Assignment: Every line of the data must appear again in the answer, exactly as written.

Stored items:
<<<<
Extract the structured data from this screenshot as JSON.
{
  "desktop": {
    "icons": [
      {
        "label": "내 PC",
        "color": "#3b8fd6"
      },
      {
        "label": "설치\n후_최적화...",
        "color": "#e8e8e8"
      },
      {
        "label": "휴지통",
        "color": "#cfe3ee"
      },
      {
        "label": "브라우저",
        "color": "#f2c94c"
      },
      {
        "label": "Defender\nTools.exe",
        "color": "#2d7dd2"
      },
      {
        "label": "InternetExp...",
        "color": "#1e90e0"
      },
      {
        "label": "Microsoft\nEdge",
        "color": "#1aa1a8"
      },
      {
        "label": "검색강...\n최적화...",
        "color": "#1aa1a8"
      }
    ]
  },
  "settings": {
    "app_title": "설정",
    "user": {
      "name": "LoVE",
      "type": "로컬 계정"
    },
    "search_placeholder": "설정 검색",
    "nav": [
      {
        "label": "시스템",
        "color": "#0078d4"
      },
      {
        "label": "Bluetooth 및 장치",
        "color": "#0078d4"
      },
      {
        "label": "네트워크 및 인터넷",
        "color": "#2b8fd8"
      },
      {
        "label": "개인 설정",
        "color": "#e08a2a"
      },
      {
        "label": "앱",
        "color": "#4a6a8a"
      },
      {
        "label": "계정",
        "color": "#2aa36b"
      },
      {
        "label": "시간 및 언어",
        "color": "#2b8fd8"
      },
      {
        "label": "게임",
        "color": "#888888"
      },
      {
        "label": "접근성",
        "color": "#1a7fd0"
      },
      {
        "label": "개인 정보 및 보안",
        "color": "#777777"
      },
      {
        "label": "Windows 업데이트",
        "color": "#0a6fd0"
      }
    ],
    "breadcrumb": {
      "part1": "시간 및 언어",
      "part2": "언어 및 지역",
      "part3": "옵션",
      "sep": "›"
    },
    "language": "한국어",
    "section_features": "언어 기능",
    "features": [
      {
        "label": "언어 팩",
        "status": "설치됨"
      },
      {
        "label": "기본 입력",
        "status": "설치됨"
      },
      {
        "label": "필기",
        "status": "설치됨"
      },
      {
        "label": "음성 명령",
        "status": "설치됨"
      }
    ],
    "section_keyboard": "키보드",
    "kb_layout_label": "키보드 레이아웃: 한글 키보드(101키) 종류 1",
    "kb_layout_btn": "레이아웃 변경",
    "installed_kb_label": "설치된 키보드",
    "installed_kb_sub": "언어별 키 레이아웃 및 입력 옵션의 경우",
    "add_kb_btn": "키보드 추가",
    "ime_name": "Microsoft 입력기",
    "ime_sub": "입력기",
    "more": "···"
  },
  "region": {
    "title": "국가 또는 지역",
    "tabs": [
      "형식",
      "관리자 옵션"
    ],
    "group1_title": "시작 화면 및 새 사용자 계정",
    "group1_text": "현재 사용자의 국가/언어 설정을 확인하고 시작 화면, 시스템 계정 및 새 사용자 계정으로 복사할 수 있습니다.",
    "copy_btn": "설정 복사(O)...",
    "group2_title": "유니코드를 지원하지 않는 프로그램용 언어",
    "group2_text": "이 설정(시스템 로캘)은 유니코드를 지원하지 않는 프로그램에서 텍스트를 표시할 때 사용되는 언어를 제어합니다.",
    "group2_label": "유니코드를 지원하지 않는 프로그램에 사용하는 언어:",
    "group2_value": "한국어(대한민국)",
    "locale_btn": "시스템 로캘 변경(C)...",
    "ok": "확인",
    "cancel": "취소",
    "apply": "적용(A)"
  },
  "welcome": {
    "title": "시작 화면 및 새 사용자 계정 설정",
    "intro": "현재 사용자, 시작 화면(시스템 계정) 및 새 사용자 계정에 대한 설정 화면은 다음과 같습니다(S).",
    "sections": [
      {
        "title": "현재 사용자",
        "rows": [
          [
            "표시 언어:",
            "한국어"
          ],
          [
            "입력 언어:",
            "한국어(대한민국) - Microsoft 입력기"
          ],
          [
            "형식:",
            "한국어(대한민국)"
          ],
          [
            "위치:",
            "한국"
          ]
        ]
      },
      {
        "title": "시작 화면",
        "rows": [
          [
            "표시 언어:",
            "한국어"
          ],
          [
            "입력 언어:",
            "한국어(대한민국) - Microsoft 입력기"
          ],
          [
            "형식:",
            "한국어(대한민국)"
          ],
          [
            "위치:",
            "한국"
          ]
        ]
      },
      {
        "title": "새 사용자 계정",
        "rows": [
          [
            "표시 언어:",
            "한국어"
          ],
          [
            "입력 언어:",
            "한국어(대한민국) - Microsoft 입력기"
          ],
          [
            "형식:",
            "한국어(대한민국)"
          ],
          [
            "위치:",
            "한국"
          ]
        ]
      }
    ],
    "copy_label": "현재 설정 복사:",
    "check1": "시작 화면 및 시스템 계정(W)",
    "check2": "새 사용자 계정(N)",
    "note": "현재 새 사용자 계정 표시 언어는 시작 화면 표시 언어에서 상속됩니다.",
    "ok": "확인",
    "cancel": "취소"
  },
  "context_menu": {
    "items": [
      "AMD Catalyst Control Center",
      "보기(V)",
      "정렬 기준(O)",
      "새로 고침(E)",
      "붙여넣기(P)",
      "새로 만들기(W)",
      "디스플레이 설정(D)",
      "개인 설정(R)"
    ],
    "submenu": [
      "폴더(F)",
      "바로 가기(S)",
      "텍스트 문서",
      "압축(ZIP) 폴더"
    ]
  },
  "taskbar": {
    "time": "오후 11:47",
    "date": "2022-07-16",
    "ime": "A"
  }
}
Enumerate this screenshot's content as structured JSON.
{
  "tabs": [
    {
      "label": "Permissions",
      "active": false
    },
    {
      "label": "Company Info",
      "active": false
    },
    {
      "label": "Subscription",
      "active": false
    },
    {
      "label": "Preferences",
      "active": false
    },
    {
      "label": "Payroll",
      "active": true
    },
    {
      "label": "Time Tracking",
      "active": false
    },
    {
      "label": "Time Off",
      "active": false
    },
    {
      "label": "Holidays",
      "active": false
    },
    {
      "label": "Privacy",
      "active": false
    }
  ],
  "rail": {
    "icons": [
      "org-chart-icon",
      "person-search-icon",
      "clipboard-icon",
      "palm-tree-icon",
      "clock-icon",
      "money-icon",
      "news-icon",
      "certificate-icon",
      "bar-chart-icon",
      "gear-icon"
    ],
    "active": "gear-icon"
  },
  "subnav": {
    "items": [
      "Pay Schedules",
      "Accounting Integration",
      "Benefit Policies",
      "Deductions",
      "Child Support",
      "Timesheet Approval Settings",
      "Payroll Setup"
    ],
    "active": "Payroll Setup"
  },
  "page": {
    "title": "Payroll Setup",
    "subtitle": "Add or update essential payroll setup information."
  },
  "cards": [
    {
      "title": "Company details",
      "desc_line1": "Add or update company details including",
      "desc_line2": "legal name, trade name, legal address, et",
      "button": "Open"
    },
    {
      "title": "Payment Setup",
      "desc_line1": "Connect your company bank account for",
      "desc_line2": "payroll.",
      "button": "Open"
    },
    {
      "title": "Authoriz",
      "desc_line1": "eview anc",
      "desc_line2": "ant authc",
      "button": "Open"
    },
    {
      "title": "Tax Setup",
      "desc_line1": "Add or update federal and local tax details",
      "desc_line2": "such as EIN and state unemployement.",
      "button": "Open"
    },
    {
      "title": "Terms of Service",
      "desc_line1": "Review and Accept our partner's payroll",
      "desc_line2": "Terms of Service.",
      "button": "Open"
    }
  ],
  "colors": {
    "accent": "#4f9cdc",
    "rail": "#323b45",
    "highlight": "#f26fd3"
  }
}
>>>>
Result of the exercise:
Extract the structured data from this screenshot as JSON.
{
  "desktop": {
    "icons": [
      {
        "label": "내 PC",
        "color": "#3b8fd6"
      },
      {
        "label": "설치\n후_최적화...",
        "color": "#e8e8e8"
      },
      {
        "label": "휴지통",
        "color": "#cfe3ee"
      },
      {
        "label": "브라우저",
        "color": "#f2c94c"
      },
      {
        "label": "Defender\nTools.exe",
        "color": "#2d7dd2"
      },
      {
        "label": "InternetExp...",
        "color": "#1e90e0"
      },
      {
        "label": "Microsoft\nEdge",
        "color": "#1aa1a8"
      },
      {
        "label": "검색강...\n최적화...",
        "color": "#1aa1a8"
      }
    ]
  },
  "settings": {
    "app_title": "설정",
    "user": {
      "name": "LoVE",
      "type": "로컬 계정"
    },
    "search_placeholder": "설정 검색",
    "nav": [
      {
        "label": "시스템",
        "color": "#0078d4"
      },
      {
        "label": "Bluetooth 및 장치",
        "color": "#0078d4"
      },
      {
        "label": "네트워크 및 인터넷",
        "color": "#2b8fd8"
      },
      {
        "label": "개인 설정",
        "color": "#e08a2a"
      },
      {
        "label": "앱",
        "color": "#4a6a8a"
      },
      {
        "label": "계정",
        "color": "#2aa36b"
      },
      {
        "label": "시간 및 언어",
        "color": "#2b8fd8"
      },
      {
        "label": "게임",
        "color": "#888888"
      },
      {
        "label": "접근성",
        "color": "#1a7fd0"
      },
      {
        "label": "개인 정보 및 보안",
        "color": "#777777"
      },
      {
        "label": "Windows 업데이트",
        "color": "#0a6fd0"
      }
    ],
    "breadcrumb": {
      "part1": "시간 및 언어",
      "part2": "언어 및 지역",
      "part3": "옵션",
      "sep": "›"
    },
    "language": "한국어",
    "section_features": "언어 기능",
    "features": [
      {
        "label": "언어 팩",
        "status": "설치됨"
      },
      {
        "label": "기본 입력",
        "status": "설치됨"
      },
      {
        "label": "필기",
        "status": "설치됨"
      },
      {
        "label": "음성 명령",
        "status": "설치됨"
      }
    ],
    "section_keyboard": "키보드",
    "kb_layout_label": "키보드 레이아웃: 한글 키보드(101키) 종류 1",
    "kb_layout_btn": "레이아웃 변경",
    "installed_kb_label": "설치된 키보드",
    "installed_kb_sub": "언어별 키 레이아웃 및 입력 옵션의 경우",
    "add_kb_btn": "키보드 추가",
    "ime_name": "Microsoft 입력기",
    "ime_sub": "입력기",
    "more": "···"
  },
  "region": {
    "title": "국가 또는 지역",
    "tabs": [
      "형식",
      "관리자 옵션"
    ],
    "group1_title": "시작 화면 및 새 사용자 계정",
    "group1_text": "현재 사용자의 국가/언어 설정을 확인하고 시작 화면, 시스템 계정 및 새 사용자 계정으로 복사할 수 있습니다.",
    "copy_btn": "설정 복사(O)...",
    "group2_title": "유니코드를 지원하지 않는 프로그램용 언어",
    "group2_text": "이 설정(시스템 로캘)은 유니코드를 지원하지 않는 프로그램에서 텍스트를 표시할 때 사용되는 언어를 제어합니다.",
    "group2_label": "유니코드를 지원하지 않는 프로그램에 사용하는 언어:",
    "group2_value": "한국어(대한민국)",
    "locale_btn": "시스템 로캘 변경(C)...",
    "ok": "확인",
    "cancel": "취소",
    "apply": "적용(A)"
  },
  "welcome": {
    "title": "시작 화면 및 새 사용자 계정 설정",
    "intro": "현재 사용자, 시작 화면(시스템 계정) 및 새 사용자 계정에 대한 설정 화면은 다음과 같습니다(S).",
    "sections": [
      {
        "title": "현재 사용자",
        "rows": [
          [
            "표시 언어:",
            "한국어"
          ],
          [
            "입력 언어:",
            "한국어(대한민국) - Microsoft 입력기"
          ],
          [
            "형식:",
            "한국어(대한민국)"
          ],
          [
            "위치:",
            "한국"
          ]
        ]
      },
      {
        "title": "시작 화면",
        "rows": [
          [
            "표시 언어:",
            "한국어"
          ],
          [
            "입력 언어:",
            "한국어(대한민국) - Microsoft 입력기"
          ],
          [
            "형식:",
            "한국어(대한민국)"
          ],
          [
            "위치:",
            "한국"
          ]
        ]
      },
      {
        "title": "새 사용자 계정",
        "rows": [
          [
            "표시 언어:",
            "한국어"
          ],
          [
            "입력 언어:",
            "한국어(대한민국) - Microsoft 입력기"
          ],
          [
            "형식:",
            "한국어(대한민국)"
          ],
          [
            "위치:",
            "한국"
          ]
        ]
      }
    ],
    "copy_label": "현재 설정 복사:",
    "check1": "시작 화면 및 시스템 계정(W)",
    "check2": "새 사용자 계정(N)",
    "note": "현재 새 사용자 계정 표시 언어는 시작 화면 표시 언어에서 상속됩니다.",
    "ok": "확인",
    "cancel": "취소"
  },
  "context_menu": {
    "items": [
      "AMD Catalyst Control Center",
      "보기(V)",
      "정렬 기준(O)",
      "새로 고침(E)",
      "붙여넣기(P)",
      "새로 만들기(W)",
      "디스플레이 설정(D)",
      "개인 설정(R)"
    ],
    "submenu": [
      "폴더(F)",
      "바로 가기(S)",
      "텍스트 문서",
      "압축(ZIP) 폴더"
    ]
  },
  "taskbar": {
    "time": "오후 11:47",
    "date": "2022-07-16",
    "ime": "A"
  }
}
Enumerate this screenshot's content as structured JSON.
{
  "tabs": [
    {
      "label": "Permissions",
      "active": false
    },
    {
      "label": "Company Info",
      "active": false
    },
    {
      "label": "Subscription",
      "active": false
    },
    {
      "label": "Preferences",
      "active": false
    },
    {
      "label": "Payroll",
      "active": true
    },
    {
      "label": "Time Tracking",
      "active": false
    },
    {
      "label": "Time Off",
      "active": false
    },
    {
      "label": "Holidays",
      "active": false
    },
    {
      "label": "Privacy",
      "active": false
    }
  ],
  "rail": {
    "icons": [
      "org-chart-icon",
      "person-search-icon",
      "clipboard-icon",
      "palm-tree-icon",
      "clock-icon",
      "money-icon",
      "news-icon",
      "certificate-icon",
      "bar-chart-icon",
      "gear-icon"
    ],
    "active": "gear-icon"
  },
  "subnav": {
    "items": [
      "Pay Schedules",
      "Accounting Integration",
      "Benefit Policies",
      "Deductions",
      "Child Support",
      "Timesheet Approval Settings",
      "Payroll Setup"
    ],
    "active": "Payroll Setup"
  },
  "page": {
    "title": "Payroll Setup",
    "subtitle": "Add or update essential payroll setup information."
  },
  "cards": [
    {
      "title": "Company details",
      "desc_line1": "Add or update company details including",
      "desc_line2": "legal name, trade name, legal address, et",
      "button": "Open"
    },
    {
      "title": "Payment Setup",
      "desc_line1": "Connect your company bank account for",
      "desc_line2": "payroll.",
      "button": "Open"
    },
    {
      "title": "Authoriz",
      "desc_line1": "eview anc",
      "desc_line2": "ant authc",
      "button": "Open"
    },
    {
      "title": "Tax Setup",
      "desc_line1": "Add or update federal and local tax details",
      "desc_line2": "such as EIN and state unemployement.",
      "button": "Open"
    },
    {
      "title": "Terms of Service",
      "desc_line1": "Review and Accept our partner's payroll",
      "desc_line2": "Terms of Service.",
      "button": "Open"
    }
  ],
  "colors": {
    "accent": "#4f9cdc",
    "rail": "#323b45",
    "highlight": "#f26fd3"
  }
}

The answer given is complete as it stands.